Required action> Please copy each line of the data that includes the string "Output".

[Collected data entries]
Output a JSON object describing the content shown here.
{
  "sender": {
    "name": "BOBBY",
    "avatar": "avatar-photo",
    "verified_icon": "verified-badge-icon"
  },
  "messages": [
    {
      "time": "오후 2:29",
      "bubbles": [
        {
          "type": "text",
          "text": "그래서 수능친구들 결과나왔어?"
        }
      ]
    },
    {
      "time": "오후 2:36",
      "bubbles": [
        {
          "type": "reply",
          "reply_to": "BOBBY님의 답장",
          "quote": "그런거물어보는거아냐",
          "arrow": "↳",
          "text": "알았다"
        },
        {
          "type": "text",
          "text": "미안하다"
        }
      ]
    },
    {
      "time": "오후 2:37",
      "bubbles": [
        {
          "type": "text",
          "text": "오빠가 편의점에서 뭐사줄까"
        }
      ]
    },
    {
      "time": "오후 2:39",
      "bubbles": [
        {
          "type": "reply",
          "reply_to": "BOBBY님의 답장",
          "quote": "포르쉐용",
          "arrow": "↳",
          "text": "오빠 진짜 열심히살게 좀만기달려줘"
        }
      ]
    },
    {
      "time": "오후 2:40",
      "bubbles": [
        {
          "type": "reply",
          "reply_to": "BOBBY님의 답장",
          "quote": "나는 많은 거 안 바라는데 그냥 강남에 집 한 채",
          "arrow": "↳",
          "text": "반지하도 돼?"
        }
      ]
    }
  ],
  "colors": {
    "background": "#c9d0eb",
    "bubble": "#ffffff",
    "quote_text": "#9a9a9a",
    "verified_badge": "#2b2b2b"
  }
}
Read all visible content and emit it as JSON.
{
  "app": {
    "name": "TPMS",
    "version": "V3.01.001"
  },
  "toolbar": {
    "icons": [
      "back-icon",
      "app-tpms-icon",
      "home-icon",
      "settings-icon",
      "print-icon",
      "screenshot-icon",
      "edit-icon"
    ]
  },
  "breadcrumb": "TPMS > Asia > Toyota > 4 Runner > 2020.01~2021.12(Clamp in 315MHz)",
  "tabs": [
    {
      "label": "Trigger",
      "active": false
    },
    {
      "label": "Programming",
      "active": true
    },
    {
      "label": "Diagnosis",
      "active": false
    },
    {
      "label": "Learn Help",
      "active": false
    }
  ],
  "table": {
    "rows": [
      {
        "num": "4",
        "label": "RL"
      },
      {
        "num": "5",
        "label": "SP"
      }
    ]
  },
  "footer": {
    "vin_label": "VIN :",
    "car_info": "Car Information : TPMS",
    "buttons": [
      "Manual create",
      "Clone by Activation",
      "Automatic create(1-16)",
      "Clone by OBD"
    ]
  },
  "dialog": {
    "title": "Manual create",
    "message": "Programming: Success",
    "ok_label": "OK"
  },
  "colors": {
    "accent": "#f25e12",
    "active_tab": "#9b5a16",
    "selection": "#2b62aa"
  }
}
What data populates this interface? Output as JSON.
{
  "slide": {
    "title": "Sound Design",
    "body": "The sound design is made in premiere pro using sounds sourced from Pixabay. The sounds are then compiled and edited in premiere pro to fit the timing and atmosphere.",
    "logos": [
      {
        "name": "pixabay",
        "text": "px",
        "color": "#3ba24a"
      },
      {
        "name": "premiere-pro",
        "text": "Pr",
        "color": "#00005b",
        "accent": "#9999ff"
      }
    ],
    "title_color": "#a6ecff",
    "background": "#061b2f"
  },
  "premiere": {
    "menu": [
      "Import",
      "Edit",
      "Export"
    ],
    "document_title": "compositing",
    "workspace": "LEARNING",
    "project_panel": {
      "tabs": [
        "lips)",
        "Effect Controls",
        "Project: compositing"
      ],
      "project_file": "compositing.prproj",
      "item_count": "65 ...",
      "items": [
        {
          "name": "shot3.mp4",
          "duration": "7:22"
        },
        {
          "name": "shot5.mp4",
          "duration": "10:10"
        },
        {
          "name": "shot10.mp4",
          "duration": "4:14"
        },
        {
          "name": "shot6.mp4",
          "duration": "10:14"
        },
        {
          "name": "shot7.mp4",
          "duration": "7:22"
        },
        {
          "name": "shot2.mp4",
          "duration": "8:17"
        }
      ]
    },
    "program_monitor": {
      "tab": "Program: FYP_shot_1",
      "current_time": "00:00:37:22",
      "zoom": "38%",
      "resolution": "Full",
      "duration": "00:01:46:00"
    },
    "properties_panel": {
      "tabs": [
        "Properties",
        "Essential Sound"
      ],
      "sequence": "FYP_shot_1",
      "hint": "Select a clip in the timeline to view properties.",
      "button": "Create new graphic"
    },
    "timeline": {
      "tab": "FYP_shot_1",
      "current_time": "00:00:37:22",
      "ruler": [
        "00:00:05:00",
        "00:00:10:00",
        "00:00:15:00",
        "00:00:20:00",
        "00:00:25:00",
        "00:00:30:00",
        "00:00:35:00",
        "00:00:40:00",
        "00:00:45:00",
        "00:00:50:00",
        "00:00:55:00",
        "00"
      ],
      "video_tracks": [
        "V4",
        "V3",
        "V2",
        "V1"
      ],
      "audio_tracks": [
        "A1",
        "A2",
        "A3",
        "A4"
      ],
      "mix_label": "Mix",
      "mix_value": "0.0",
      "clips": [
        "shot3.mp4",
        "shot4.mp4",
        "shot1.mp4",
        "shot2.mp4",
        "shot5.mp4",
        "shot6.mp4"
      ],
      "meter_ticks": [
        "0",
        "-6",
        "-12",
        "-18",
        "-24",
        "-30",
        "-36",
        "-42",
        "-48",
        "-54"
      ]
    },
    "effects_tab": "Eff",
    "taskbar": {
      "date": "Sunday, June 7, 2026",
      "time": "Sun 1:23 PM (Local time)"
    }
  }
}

Solution>
Output a JSON object describing the content shown here.
What data populates this interface? Output as JSON.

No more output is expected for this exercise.